• [INSTRUCTIONS TO FOLLOW]
Copy every record below exactly as written, but leave out the pictures.

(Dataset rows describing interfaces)
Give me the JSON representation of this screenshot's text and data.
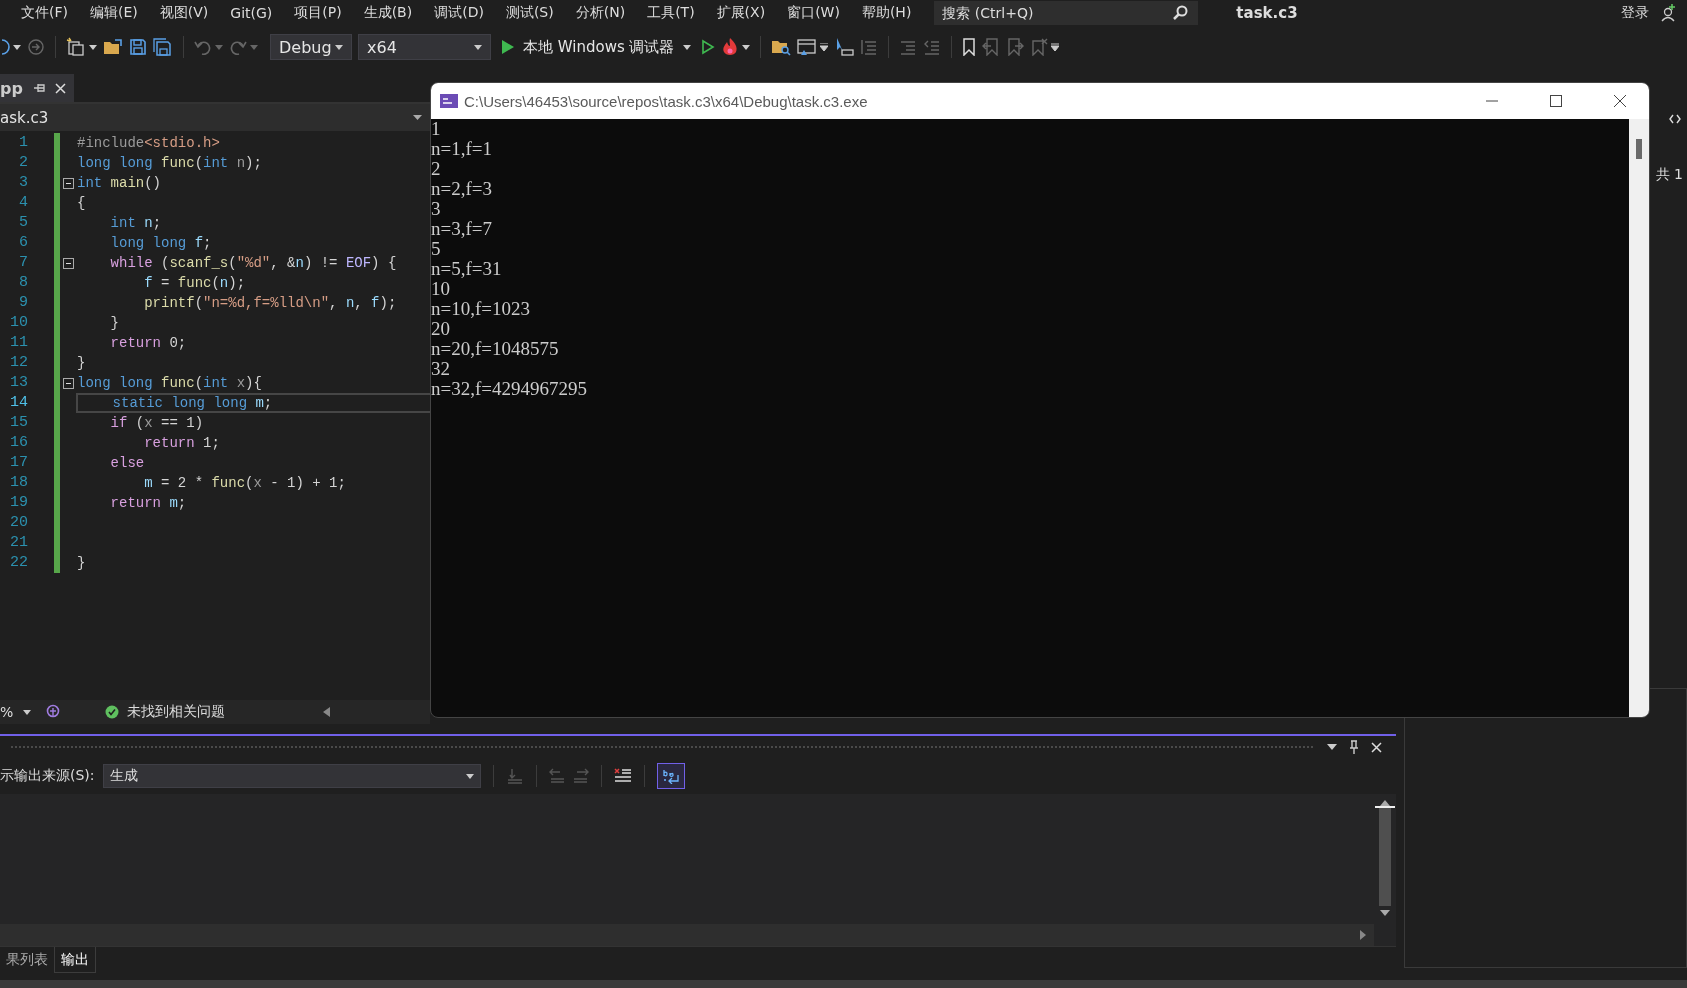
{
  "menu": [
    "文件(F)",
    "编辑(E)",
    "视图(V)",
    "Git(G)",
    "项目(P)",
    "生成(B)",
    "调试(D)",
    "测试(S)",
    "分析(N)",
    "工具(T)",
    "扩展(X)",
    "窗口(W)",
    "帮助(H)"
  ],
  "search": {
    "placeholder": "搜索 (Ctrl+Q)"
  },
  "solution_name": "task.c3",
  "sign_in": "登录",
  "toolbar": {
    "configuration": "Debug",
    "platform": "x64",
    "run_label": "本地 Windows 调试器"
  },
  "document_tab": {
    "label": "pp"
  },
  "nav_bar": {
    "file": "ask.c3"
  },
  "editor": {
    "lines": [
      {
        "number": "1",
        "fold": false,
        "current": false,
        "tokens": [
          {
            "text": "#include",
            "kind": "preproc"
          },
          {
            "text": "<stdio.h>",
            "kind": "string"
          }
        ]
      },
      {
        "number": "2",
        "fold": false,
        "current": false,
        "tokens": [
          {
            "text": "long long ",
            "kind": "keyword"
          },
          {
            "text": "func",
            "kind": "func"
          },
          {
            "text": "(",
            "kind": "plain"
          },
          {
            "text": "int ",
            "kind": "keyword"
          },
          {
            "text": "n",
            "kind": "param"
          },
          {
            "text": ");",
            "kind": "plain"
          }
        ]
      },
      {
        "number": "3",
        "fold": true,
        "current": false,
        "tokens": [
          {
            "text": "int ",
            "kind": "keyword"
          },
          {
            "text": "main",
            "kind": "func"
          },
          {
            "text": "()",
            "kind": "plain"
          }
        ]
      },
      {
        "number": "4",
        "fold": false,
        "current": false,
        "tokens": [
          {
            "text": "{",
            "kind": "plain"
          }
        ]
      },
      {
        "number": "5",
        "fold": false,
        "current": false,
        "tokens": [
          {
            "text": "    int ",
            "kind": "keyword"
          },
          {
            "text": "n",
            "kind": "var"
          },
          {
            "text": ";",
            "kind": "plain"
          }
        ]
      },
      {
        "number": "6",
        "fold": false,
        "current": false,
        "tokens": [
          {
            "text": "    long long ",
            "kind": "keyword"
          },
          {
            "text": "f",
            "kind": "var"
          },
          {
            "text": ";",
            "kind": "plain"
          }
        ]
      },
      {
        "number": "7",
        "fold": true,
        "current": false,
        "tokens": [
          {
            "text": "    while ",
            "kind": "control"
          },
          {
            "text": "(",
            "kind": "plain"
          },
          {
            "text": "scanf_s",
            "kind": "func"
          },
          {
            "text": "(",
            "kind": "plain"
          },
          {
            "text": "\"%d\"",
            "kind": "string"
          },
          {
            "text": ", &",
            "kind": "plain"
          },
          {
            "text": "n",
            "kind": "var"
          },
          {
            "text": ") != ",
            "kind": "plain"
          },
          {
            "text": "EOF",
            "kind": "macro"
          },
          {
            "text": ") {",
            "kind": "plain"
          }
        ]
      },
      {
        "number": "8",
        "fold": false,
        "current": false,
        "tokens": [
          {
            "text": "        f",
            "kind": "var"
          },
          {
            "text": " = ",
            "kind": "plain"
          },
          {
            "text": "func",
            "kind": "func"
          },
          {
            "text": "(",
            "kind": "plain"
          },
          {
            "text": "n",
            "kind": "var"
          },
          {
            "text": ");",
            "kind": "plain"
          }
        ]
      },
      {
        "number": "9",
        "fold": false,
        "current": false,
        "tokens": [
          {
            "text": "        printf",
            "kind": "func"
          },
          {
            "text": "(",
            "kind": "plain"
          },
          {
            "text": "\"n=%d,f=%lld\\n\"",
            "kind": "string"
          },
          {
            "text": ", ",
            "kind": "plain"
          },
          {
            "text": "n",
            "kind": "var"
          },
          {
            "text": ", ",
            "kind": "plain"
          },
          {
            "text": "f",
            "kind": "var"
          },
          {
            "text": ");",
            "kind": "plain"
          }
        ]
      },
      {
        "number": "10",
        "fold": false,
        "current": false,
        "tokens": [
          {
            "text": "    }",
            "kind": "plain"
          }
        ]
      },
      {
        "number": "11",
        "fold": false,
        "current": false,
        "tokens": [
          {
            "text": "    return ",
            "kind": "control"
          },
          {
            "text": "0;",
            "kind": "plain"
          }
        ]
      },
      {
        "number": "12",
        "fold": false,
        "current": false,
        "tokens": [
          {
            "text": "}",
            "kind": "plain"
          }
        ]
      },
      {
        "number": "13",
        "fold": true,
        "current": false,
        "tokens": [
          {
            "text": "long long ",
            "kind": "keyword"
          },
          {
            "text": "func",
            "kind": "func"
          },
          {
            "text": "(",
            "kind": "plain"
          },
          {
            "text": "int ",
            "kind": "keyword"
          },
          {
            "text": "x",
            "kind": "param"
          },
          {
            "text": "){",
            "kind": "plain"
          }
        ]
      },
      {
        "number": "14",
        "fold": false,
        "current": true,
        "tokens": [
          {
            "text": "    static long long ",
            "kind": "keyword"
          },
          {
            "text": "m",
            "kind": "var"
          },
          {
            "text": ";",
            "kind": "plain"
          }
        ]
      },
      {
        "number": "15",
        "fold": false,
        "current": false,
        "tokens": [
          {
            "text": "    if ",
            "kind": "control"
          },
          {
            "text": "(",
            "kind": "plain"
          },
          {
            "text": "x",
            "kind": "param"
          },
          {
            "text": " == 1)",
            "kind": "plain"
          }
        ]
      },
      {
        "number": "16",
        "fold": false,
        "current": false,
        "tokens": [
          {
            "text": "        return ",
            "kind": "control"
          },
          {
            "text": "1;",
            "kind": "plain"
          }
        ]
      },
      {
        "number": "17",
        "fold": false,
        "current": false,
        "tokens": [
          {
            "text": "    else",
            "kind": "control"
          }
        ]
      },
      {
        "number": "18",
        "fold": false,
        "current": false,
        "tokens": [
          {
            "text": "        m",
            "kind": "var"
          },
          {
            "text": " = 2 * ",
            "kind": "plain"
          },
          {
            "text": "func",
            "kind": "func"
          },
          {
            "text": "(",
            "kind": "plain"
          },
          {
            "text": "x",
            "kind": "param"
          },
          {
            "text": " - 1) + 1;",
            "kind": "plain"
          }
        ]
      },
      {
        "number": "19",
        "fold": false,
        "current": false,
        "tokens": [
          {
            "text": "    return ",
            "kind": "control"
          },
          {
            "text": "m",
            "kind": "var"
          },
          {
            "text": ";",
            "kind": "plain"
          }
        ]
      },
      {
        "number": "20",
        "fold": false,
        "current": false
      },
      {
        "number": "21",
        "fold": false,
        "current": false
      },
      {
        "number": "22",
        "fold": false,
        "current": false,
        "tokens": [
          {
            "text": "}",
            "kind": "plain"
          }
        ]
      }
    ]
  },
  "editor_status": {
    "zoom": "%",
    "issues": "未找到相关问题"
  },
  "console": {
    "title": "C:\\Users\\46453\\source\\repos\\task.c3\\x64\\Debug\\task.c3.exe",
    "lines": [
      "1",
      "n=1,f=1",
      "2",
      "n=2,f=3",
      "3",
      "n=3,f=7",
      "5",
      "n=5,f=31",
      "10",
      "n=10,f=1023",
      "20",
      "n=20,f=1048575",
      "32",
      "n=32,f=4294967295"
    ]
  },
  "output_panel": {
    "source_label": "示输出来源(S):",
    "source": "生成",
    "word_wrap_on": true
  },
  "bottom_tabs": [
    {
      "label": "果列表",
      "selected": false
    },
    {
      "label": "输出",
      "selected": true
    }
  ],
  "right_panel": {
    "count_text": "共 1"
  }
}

• [WRITTEN REPLY]
Give me the JSON representation of this screenshot's text and data.
{
  "menu": [
    "文件(F)",
    "编辑(E)",
    "视图(V)",
    "Git(G)",
    "项目(P)",
    "生成(B)",
    "调试(D)",
    "测试(S)",
    "分析(N)",
    "工具(T)",
    "扩展(X)",
    "窗口(W)",
    "帮助(H)"
  ],
  "search": {
    "placeholder": "搜索 (Ctrl+Q)"
  },
  "solution_name": "task.c3",
  "sign_in": "登录",
  "toolbar": {
    "configuration": "Debug",
    "platform": "x64",
    "run_label": "本地 Windows 调试器"
  },
  "document_tab": {
    "label": "pp"
  },
  "nav_bar": {
    "file": "ask.c3"
  },
  "editor": {
    "lines": [
      {
        "number": "1",
        "fold": false,
        "current": false,
        "tokens": [
          {
            "text": "#include",
            "kind": "preproc"
          },
          {
            "text": "<stdio.h>",
            "kind": "string"
          }
        ]
      },
      {
        "number": "2",
        "fold": false,
        "current": false,
        "tokens": [
          {
            "text": "long long ",
            "kind": "keyword"
          },
          {
            "text": "func",
            "kind": "func"
          },
          {
            "text": "(",
            "kind": "plain"
          },
          {
            "text": "int ",
            "kind": "keyword"
          },
          {
            "text": "n",
            "kind": "param"
          },
          {
            "text": ");",
            "kind": "plain"
          }
        ]
      },
      {
        "number": "3",
        "fold": true,
        "current": false,
        "tokens": [
          {
            "text": "int ",
            "kind": "keyword"
          },
          {
            "text": "main",
            "kind": "func"
          },
          {
            "text": "()",
            "kind": "plain"
          }
        ]
      },
      {
        "number": "4",
        "fold": false,
        "current": false,
        "tokens": [
          {
            "text": "{",
            "kind": "plain"
          }
        ]
      },
      {
        "number": "5",
        "fold": false,
        "current": false,
        "tokens": [
          {
            "text": "    int ",
            "kind": "keyword"
          },
          {
            "text": "n",
            "kind": "var"
          },
          {
            "text": ";",
            "kind": "plain"
          }
        ]
      },
      {
        "number": "6",
        "fold": false,
        "current": false,
        "tokens": [
          {
            "text": "    long long ",
            "kind": "keyword"
          },
          {
            "text": "f",
            "kind": "var"
          },
          {
            "text": ";",
            "kind": "plain"
          }
        ]
      },
      {
        "number": "7",
        "fold": true,
        "current": false,
        "tokens": [
          {
            "text": "    while ",
            "kind": "control"
          },
          {
            "text": "(",
            "kind": "plain"
          },
          {
            "text": "scanf_s",
            "kind": "func"
          },
          {
            "text": "(",
            "kind": "plain"
          },
          {
            "text": "\"%d\"",
            "kind": "string"
          },
          {
            "text": ", &",
            "kind": "plain"
          },
          {
            "text": "n",
            "kind": "var"
          },
          {
            "text": ") != ",
            "kind": "plain"
          },
          {
            "text": "EOF",
            "kind": "macro"
          },
          {
            "text": ") {",
            "kind": "plain"
          }
        ]
      },
      {
        "number": "8",
        "fold": false,
        "current": false,
        "tokens": [
          {
            "text": "        f",
            "kind": "var"
          },
          {
            "text": " = ",
            "kind": "plain"
          },
          {
            "text": "func",
            "kind": "func"
          },
          {
            "text": "(",
            "kind": "plain"
          },
          {
            "text": "n",
            "kind": "var"
          },
          {
            "text": ");",
            "kind": "plain"
          }
        ]
      },
      {
        "number": "9",
        "fold": false,
        "current": false,
        "tokens": [
          {
            "text": "        printf",
            "kind": "func"
          },
          {
            "text": "(",
            "kind": "plain"
          },
          {
            "text": "\"n=%d,f=%lld\\n\"",
            "kind": "string"
          },
          {
            "text": ", ",
            "kind": "plain"
          },
          {
            "text": "n",
            "kind": "var"
          },
          {
            "text": ", ",
            "kind": "plain"
          },
          {
            "text": "f",
            "kind": "var"
          },
          {
            "text": ");",
            "kind": "plain"
          }
        ]
      },
      {
        "number": "10",
        "fold": false,
        "current": false,
        "tokens": [
          {
            "text": "    }",
            "kind": "plain"
          }
        ]
      },
      {
        "number": "11",
        "fold": false,
        "current": false,
        "tokens": [
          {
            "text": "    return ",
            "kind": "control"
          },
          {
            "text": "0;",
            "kind": "plain"
          }
        ]
      },
      {
        "number": "12",
        "fold": false,
        "current": false,
        "tokens": [
          {
            "text": "}",
            "kind": "plain"
          }
        ]
      },
      {
        "number": "13",
        "fold": true,
        "current": false,
        "tokens": [
          {
            "text": "long long ",
            "kind": "keyword"
          },
          {
            "text": "func",
            "kind": "func"
          },
          {
            "text": "(",
            "kind": "plain"
          },
          {
            "text": "int ",
            "kind": "keyword"
          },
          {
            "text": "x",
            "kind": "param"
          },
          {
            "text": "){",
            "kind": "plain"
          }
        ]
      },
      {
        "number": "14",
        "fold": false,
        "current": true,
        "tokens": [
          {
            "text": "    static long long ",
            "kind": "keyword"
          },
          {
            "text": "m",
            "kind": "var"
          },
          {
            "text": ";",
            "kind": "plain"
          }
        ]
      },
      {
        "number": "15",
        "fold": false,
        "current": false,
        "tokens": [
          {
            "text": "    if ",
            "kind": "control"
          },
          {
            "text": "(",
            "kind": "plain"
          },
          {
            "text": "x",
            "kind": "param"
          },
          {
            "text": " == 1)",
            "kind": "plain"
          }
        ]
      },
      {
        "number": "16",
        "fold": false,
        "current": false,
        "tokens": [
          {
            "text": "        return ",
            "kind": "control"
          },
          {
            "text": "1;",
            "kind": "plain"
          }
        ]
      },
      {
        "number": "17",
        "fold": false,
        "current": false,
        "tokens": [
          {
            "text": "    else",
            "kind": "control"
          }
        ]
      },
      {
        "number": "18",
        "fold": false,
        "current": false,
        "tokens": [
          {
            "text": "        m",
            "kind": "var"
          },
          {
            "text": " = 2 * ",
            "kind": "plain"
          },
          {
            "text": "func",
            "kind": "func"
          },
          {
            "text": "(",
            "kind": "plain"
          },
          {
            "text": "x",
            "kind": "param"
          },
          {
            "text": " - 1) + 1;",
            "kind": "plain"
          }
        ]
      },
      {
        "number": "19",
        "fold": false,
        "current": false,
        "tokens": [
          {
            "text": "    return ",
            "kind": "control"
          },
          {
            "text": "m",
            "kind": "var"
          },
          {
            "text": ";",
            "kind": "plain"
          }
        ]
      },
      {
        "number": "20",
        "fold": false,
        "current": false
      },
      {
        "number": "21",
        "fold": false,
        "current": false
      },
      {
        "number": "22",
        "fold": false,
        "current": false,
        "tokens": [
          {
            "text": "}",
            "kind": "plain"
          }
        ]
      }
    ]
  },
  "editor_status": {
    "zoom": "%",
    "issues": "未找到相关问题"
  },
  "console": {
    "title": "C:\\Users\\46453\\source\\repos\\task.c3\\x64\\Debug\\task.c3.exe",
    "lines": [
      "1",
      "n=1,f=1",
      "2",
      "n=2,f=3",
      "3",
      "n=3,f=7",
      "5",
      "n=5,f=31",
      "10",
      "n=10,f=1023",
      "20",
      "n=20,f=1048575",
      "32",
      "n=32,f=4294967295"
    ]
  },
  "output_panel": {
    "source_label": "示输出来源(S):",
    "source": "生成",
    "word_wrap_on": true
  },
  "bottom_tabs": [
    {
      "label": "果列表",
      "selected": false
    },
    {
      "label": "输出",
      "selected": true
    }
  ],
  "right_panel": {
    "count_text": "共 1"
  }
}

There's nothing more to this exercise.